TRANSITIONS

September is here and with it comes a new season, a new school year and a host of other transitions. How do you handle changes as a couple? What happens when your kids reenter the whirlwind of school activities? How do you face your spouse ramping up their work schedule now that summer is over? The days are shorter and the weather is turning towards Fall. How can you best prepare?

I recommend the method I like to call the worst case scenario approach for couples.

The first step is to know your hot spots inside and out. Know what gets you fired up, freaks you out, scares you, makes you yell or retreat into your corner of the relationship boxing ring.  Know the things that send you over the edge. In fact, make a list. Stan Tatkin in Wired For Love has a wonderfully concise list of these vulnerabilities.* As a couple, share these with each other and even help each other figure them out if you get stuck. Most likely, you are each pretty aware of what gets the other person agitated!

Next, assume that all the things on the list will happen during this transition. If your spouse is going out of town on a business trip and you have a fear of being abandoned then s/he will run off to join the circus. If you dread invasive questions, there will be PTA meetings and back to school nights galore and every one of them will feature nosy strangers who dedicate themselves to digging into your soul. If you worry about being a burden your car will break down  in the middle of the freeway and strangers will insist on helping you, your tree will fall on your neighbor’s garage, and some vital limb will break leaving you at the mercy of your partner, friends and family. If you hate feeling out of control, you will be asked to give a speech at the company offsite with only ten minutes to prepare.
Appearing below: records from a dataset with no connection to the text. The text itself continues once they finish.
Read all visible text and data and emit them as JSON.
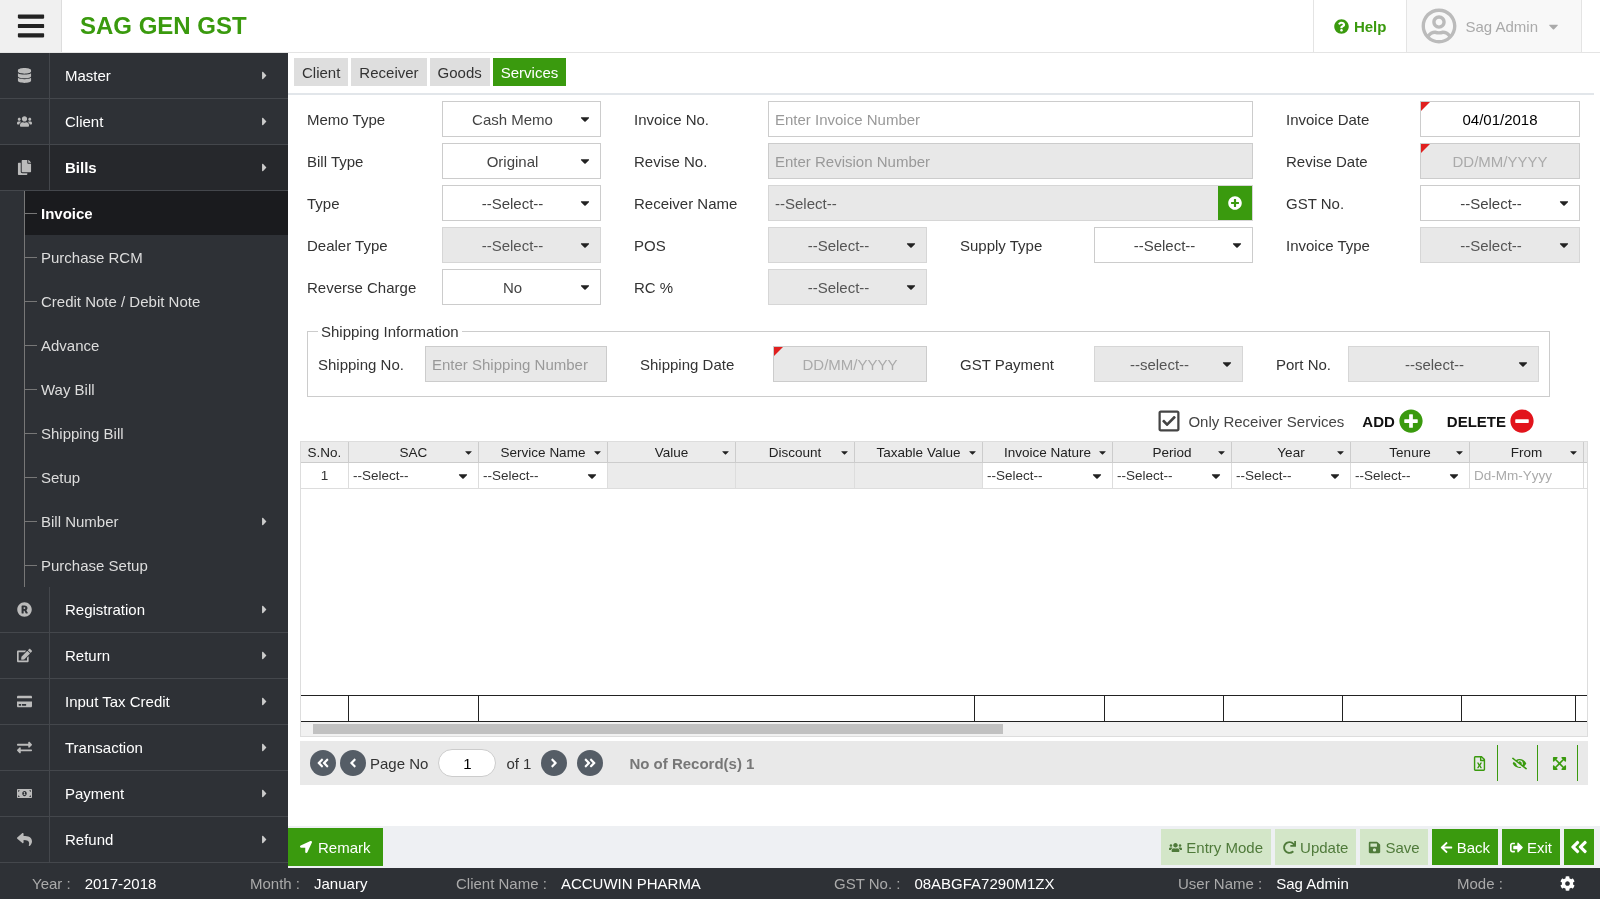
{
  "header": {
    "title": "SAG GEN GST",
    "help": "Help",
    "user": "Sag Admin"
  },
  "sidebar": {
    "items": [
      {
        "label": "Master",
        "has_submenu": true,
        "selected": false
      },
      {
        "label": "Client",
        "has_submenu": true,
        "selected": false
      },
      {
        "label": "Bills",
        "has_submenu": true,
        "selected": true,
        "children": [
          {
            "label": "Invoice",
            "has_submenu": false,
            "selected": true
          },
          {
            "label": "Purchase RCM",
            "has_submenu": false,
            "selected": false
          },
          {
            "label": "Credit Note / Debit Note",
            "has_submenu": false,
            "selected": false
          },
          {
            "label": "Advance",
            "has_submenu": false,
            "selected": false
          },
          {
            "label": "Way Bill",
            "has_submenu": false,
            "selected": false
          },
          {
            "label": "Shipping Bill",
            "has_submenu": false,
            "selected": false
          },
          {
            "label": "Setup",
            "has_submenu": false,
            "selected": false
          },
          {
            "label": "Bill Number",
            "has_submenu": true,
            "selected": false
          },
          {
            "label": "Purchase Setup",
            "has_submenu": false,
            "selected": false
          }
        ]
      },
      {
        "label": "Registration",
        "has_submenu": true,
        "selected": false
      },
      {
        "label": "Return",
        "has_submenu": true,
        "selected": false
      },
      {
        "label": "Input Tax Credit",
        "has_submenu": true,
        "selected": false
      },
      {
        "label": "Transaction",
        "has_submenu": true,
        "selected": false
      },
      {
        "label": "Payment",
        "has_submenu": true,
        "selected": false
      },
      {
        "label": "Refund",
        "has_submenu": true,
        "selected": false
      }
    ]
  },
  "tabs": [
    {
      "label": "Client",
      "selected": false
    },
    {
      "label": "Receiver",
      "selected": false
    },
    {
      "label": "Goods",
      "selected": false
    },
    {
      "label": "Services",
      "selected": true
    }
  ],
  "form": {
    "rows": [
      [
        {
          "label": "Memo Type",
          "kind": "select",
          "value": "Cash Memo",
          "disabled": false
        },
        {
          "label": "Invoice No.",
          "kind": "wide_input",
          "placeholder": "Enter Invoice Number",
          "disabled": false
        },
        {
          "label": "Invoice Date",
          "kind": "date",
          "value": "04/01/2018",
          "disabled": false
        }
      ],
      [
        {
          "label": "Bill Type",
          "kind": "select",
          "value": "Original",
          "disabled": false
        },
        {
          "label": "Revise No.",
          "kind": "wide_input",
          "placeholder": "Enter Revision Number",
          "disabled": true
        },
        {
          "label": "Revise Date",
          "kind": "date",
          "placeholder": "DD/MM/YYYY",
          "disabled": true
        }
      ],
      [
        {
          "label": "Type",
          "kind": "select",
          "value": "--Select--",
          "disabled": false
        },
        {
          "label": "Receiver Name",
          "kind": "wide_lookup",
          "value": "--Select--",
          "disabled": true
        },
        {
          "label": "GST No.",
          "kind": "select",
          "value": "--Select--",
          "disabled": false
        }
      ],
      [
        {
          "label": "Dealer Type",
          "kind": "select",
          "value": "--Select--",
          "disabled": true
        },
        {
          "label": "POS",
          "kind": "select",
          "value": "--Select--",
          "disabled": true
        },
        {
          "label": "Supply Type",
          "kind": "select",
          "value": "--Select--",
          "disabled": false
        },
        {
          "label": "Invoice Type",
          "kind": "select",
          "value": "--Select--",
          "disabled": true
        }
      ],
      [
        {
          "label": "Reverse Charge",
          "kind": "select",
          "value": "No",
          "disabled": false
        },
        {
          "label": "RC %",
          "kind": "select",
          "value": "--Select--",
          "disabled": true
        }
      ]
    ]
  },
  "shipping": {
    "legend": "Shipping Information",
    "fields": [
      {
        "label": "Shipping No.",
        "kind": "input",
        "placeholder": "Enter Shipping Number",
        "disabled": true
      },
      {
        "label": "Shipping Date",
        "kind": "date",
        "placeholder": "DD/MM/YYYY",
        "disabled": true
      },
      {
        "label": "GST Payment",
        "kind": "select",
        "value": "--select--",
        "disabled": true
      },
      {
        "label": "Port No.",
        "kind": "select",
        "value": "--select--",
        "disabled": true
      }
    ]
  },
  "toolbar": {
    "only_receiver": {
      "label": "Only Receiver Services",
      "checked": true
    },
    "add": "ADD",
    "delete": "DELETE"
  },
  "table": {
    "columns": [
      "S.No.",
      "SAC",
      "Service Name",
      "Value",
      "Discount",
      "Taxable Value",
      "Invoice Nature",
      "Period",
      "Year",
      "Tenure",
      "From"
    ],
    "rows": [
      {
        "cells": [
          {
            "kind": "text",
            "text": "1"
          },
          {
            "kind": "select",
            "text": "--Select--"
          },
          {
            "kind": "select",
            "text": "--Select--"
          },
          {
            "kind": "blank"
          },
          {
            "kind": "blank"
          },
          {
            "kind": "blank"
          },
          {
            "kind": "select",
            "text": "--Select--"
          },
          {
            "kind": "select",
            "text": "--Select--"
          },
          {
            "kind": "select",
            "text": "--Select--"
          },
          {
            "kind": "select",
            "text": "--Select--"
          },
          {
            "kind": "date",
            "placeholder": "Dd-Mm-Yyyy"
          }
        ]
      }
    ]
  },
  "pager": {
    "label": "Page No",
    "page": "1",
    "of": "of 1",
    "records": "No of Record(s) 1"
  },
  "actions": {
    "remark": "Remark",
    "buttons": [
      {
        "kind": "entry",
        "label": "Entry Mode",
        "disabled": true
      },
      {
        "kind": "update",
        "label": "Update",
        "disabled": true
      },
      {
        "kind": "save",
        "label": "Save",
        "disabled": true
      },
      {
        "kind": "back",
        "label": "Back",
        "disabled": false
      },
      {
        "kind": "exit",
        "label": "Exit",
        "disabled": false
      }
    ]
  },
  "status_bar": [
    {
      "label": "Year :",
      "value": "2017-2018"
    },
    {
      "label": "Month :",
      "value": "January"
    },
    {
      "label": "Client Name :",
      "value": "ACCUWIN PHARMA"
    },
    {
      "label": "GST No. :",
      "value": "08ABGFA7290M1ZX"
    },
    {
      "label": "User Name :",
      "value": "Sag Admin"
    },
    {
      "label": "Mode :"
    }
  ]
}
Now that you have imagined the absolute worst case scenario, decide how to mitigate these situations as a couple. How will you handle the business trip given those abandonment fears? Make a plan together! Instead of acting as antagonists at worst or silos at best  – tackle transitions as a team! Skype, call, email, or text to stay connected while apart. Have a signal to help get each other out of invasive conversations with PTA crazies. If a broken arm happens, make sure there is still autonomy and give lots of reassurance to that partner who fears being a burden. If surprises hit one of you who hates surprises, make a plan for after the event (When this is over we will go out for ice cream. You will get vanilla!) and stick to that plan so there is one piece that is controlled.<p>

Look ahead towards every transition and ask yourselves, “How will this be challenging for us as a couple?”. This gives you a wonderful opportunity to brainstorm together, plan together and laugh together. You get to feel like spies on a mission, teammates planning for the big game and lovers who care about each other’s vulnerable soft underbellies and want to protect them.

Transitions are fun when you face them together.

-Brenda Fowler, MA

* Stan Tatkin’s list of common vulnerabilities:
Feeling intruded upon
Feeling trapped, out of control
Fear of too much intimacy
Fear of being blamed
Fear of being abandoned by your partner
Fear of being separated from your partner
Discomfort at being alone for too long
Feeling you are a burden